**To do**
Within the records, tally the lines that contain "JSON" and reply with that number only.

(Items from an interface collection)
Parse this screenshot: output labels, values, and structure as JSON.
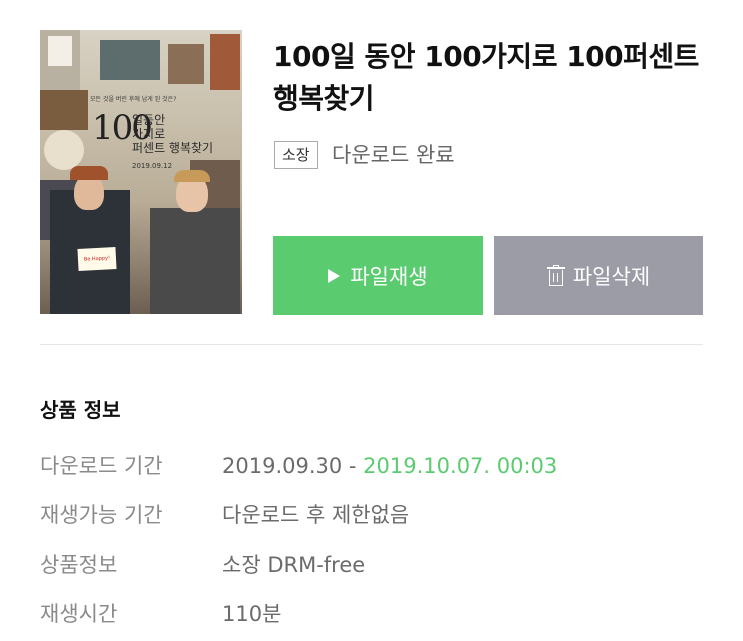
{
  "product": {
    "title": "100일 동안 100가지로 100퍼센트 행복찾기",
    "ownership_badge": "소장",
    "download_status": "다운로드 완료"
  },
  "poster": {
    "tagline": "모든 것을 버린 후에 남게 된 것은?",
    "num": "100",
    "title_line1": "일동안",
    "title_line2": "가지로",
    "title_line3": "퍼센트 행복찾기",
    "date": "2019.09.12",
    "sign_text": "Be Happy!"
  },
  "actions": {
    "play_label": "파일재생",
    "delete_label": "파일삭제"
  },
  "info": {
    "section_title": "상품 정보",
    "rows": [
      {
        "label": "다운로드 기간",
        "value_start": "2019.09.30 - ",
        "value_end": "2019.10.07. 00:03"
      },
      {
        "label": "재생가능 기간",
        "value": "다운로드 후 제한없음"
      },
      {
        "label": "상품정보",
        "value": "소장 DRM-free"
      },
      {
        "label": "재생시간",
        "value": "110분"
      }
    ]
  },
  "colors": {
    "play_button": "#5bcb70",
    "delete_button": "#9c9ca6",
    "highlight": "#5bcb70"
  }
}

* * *

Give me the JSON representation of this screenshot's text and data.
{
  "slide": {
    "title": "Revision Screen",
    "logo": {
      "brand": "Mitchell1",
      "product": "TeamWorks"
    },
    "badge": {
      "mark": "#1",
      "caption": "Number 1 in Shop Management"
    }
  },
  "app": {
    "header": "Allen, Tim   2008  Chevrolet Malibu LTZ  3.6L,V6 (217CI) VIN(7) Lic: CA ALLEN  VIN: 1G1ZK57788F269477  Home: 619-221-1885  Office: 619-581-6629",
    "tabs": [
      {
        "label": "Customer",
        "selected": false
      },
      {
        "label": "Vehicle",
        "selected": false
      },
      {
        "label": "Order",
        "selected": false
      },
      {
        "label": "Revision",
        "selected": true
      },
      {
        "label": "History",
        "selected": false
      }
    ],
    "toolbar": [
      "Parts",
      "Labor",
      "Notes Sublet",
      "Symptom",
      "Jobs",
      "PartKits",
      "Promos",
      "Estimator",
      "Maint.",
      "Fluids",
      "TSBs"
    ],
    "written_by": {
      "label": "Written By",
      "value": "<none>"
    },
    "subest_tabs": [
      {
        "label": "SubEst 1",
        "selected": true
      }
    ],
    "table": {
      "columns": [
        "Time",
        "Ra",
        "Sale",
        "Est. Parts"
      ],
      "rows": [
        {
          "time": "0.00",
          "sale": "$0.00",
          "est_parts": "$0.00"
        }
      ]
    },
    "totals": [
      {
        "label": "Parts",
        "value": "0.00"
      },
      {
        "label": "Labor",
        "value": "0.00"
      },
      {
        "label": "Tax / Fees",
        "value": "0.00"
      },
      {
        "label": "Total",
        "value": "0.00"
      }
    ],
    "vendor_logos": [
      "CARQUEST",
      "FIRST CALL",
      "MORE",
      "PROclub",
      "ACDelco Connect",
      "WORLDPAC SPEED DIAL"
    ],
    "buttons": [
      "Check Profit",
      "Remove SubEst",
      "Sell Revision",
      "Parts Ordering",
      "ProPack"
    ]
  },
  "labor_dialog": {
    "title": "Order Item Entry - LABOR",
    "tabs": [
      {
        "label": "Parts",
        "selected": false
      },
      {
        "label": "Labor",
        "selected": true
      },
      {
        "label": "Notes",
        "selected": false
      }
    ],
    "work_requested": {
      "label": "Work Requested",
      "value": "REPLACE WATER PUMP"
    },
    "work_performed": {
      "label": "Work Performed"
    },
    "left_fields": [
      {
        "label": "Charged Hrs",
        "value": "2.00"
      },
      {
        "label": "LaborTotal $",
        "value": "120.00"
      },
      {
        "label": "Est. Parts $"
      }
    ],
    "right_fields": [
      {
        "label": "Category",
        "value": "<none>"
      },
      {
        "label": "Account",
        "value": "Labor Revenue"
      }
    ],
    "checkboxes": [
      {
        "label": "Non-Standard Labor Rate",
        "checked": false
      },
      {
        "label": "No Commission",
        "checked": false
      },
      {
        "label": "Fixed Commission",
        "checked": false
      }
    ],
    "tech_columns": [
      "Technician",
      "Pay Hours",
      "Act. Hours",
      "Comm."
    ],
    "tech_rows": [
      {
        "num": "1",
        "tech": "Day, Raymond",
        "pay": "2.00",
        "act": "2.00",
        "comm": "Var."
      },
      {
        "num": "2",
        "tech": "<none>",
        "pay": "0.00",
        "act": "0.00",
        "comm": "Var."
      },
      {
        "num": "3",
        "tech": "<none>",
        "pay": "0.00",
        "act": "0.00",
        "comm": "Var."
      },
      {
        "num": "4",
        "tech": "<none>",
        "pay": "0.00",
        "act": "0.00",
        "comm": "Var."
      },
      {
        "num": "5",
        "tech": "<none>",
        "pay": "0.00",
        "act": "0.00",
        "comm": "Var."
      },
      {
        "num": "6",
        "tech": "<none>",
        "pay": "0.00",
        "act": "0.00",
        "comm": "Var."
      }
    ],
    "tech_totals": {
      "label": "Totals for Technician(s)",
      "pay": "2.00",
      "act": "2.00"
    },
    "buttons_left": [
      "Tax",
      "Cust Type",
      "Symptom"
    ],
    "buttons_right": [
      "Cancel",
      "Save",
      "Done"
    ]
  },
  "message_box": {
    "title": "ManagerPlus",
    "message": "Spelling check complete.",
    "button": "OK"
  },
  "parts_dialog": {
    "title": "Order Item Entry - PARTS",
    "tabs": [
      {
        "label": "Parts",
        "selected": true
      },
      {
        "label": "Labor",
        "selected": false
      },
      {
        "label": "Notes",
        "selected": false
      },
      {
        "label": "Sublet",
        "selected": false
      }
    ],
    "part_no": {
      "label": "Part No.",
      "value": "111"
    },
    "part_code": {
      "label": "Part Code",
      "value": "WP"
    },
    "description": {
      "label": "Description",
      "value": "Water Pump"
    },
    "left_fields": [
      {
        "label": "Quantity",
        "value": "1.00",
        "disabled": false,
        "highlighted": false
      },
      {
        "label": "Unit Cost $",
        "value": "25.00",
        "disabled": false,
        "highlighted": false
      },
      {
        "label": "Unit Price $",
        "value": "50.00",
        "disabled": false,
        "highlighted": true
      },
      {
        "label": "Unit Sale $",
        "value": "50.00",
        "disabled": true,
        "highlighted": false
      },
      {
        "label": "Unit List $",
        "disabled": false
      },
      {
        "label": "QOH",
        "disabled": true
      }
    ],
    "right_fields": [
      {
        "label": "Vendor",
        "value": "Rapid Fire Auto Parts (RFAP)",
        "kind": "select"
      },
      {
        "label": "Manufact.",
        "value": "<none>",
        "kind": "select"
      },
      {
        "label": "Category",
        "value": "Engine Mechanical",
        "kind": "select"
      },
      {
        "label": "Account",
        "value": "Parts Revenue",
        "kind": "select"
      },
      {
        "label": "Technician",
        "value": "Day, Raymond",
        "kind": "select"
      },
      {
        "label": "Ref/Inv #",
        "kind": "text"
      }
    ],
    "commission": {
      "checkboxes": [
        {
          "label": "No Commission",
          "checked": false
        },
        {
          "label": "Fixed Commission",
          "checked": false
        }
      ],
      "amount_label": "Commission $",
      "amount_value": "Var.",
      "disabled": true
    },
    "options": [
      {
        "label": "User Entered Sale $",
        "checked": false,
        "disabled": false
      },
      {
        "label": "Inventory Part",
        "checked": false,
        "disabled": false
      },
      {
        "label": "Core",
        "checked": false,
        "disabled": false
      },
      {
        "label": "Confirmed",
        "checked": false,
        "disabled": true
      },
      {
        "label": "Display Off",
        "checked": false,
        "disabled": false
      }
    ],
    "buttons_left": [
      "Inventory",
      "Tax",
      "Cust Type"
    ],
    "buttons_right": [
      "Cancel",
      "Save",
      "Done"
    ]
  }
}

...

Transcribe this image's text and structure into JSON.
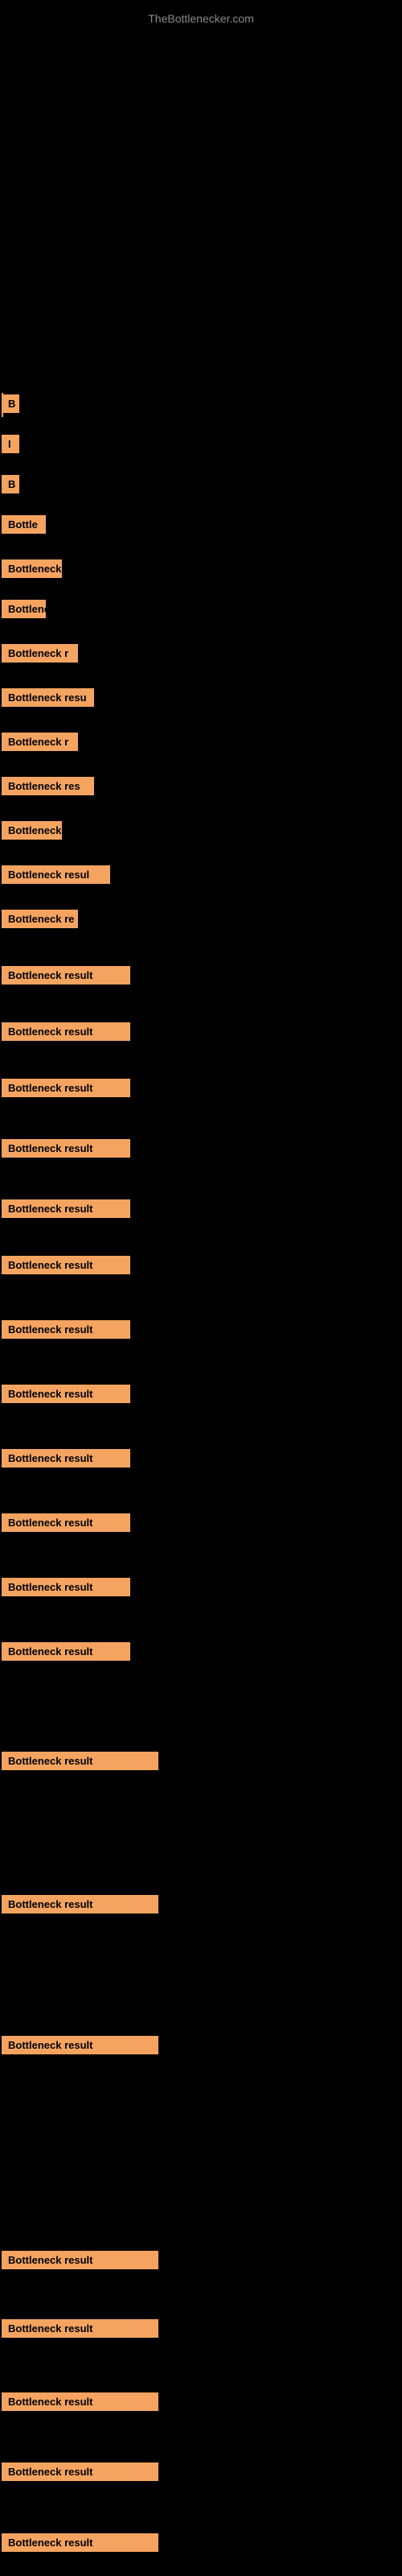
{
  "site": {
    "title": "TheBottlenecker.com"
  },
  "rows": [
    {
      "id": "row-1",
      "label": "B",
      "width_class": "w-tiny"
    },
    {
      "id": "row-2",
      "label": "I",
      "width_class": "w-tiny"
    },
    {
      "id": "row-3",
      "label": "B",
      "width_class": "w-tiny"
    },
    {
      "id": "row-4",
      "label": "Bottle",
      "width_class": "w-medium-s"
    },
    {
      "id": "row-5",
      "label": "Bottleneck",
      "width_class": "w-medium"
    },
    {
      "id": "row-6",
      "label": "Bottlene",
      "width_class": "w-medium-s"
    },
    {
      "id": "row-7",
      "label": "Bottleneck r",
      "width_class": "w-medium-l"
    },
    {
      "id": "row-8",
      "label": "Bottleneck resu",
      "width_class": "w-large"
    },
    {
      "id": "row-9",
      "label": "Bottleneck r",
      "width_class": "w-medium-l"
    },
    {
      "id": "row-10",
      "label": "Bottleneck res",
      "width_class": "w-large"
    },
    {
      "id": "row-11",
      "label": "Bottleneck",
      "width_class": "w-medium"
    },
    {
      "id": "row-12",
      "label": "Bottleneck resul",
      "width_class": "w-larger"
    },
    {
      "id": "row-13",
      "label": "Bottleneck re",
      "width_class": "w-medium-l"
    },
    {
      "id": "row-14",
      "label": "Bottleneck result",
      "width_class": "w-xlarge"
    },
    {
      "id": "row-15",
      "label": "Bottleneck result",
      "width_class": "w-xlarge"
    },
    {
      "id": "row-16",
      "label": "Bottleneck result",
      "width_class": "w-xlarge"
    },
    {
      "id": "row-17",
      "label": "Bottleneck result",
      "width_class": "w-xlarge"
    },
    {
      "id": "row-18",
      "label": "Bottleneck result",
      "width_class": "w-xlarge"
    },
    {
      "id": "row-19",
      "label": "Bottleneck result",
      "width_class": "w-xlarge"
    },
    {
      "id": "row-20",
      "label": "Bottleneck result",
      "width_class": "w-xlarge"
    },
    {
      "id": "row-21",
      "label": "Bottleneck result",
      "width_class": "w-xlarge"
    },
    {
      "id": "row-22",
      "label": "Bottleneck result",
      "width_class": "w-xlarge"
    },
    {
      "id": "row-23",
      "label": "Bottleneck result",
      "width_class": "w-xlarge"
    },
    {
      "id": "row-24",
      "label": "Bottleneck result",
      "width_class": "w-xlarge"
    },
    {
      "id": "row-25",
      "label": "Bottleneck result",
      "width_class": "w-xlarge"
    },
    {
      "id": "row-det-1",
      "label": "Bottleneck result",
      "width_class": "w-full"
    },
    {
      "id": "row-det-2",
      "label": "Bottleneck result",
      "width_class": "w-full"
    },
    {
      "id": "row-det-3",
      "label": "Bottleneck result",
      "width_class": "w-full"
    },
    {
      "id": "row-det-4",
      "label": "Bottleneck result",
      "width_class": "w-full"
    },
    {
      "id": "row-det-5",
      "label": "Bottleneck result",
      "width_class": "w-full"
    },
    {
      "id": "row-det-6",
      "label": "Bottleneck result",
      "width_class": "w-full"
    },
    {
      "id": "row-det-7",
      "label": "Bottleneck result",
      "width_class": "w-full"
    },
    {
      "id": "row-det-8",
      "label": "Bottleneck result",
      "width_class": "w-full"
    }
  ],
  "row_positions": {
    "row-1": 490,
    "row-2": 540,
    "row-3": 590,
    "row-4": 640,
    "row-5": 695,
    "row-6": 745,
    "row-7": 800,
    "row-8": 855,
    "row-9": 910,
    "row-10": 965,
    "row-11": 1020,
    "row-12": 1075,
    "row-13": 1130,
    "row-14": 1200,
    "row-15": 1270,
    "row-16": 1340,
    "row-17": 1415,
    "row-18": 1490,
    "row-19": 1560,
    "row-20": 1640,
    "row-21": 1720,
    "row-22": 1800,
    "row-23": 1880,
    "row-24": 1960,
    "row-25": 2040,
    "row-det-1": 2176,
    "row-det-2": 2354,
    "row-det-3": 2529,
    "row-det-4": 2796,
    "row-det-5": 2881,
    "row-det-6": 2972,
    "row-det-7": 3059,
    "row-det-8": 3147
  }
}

**Solution to this problem**
3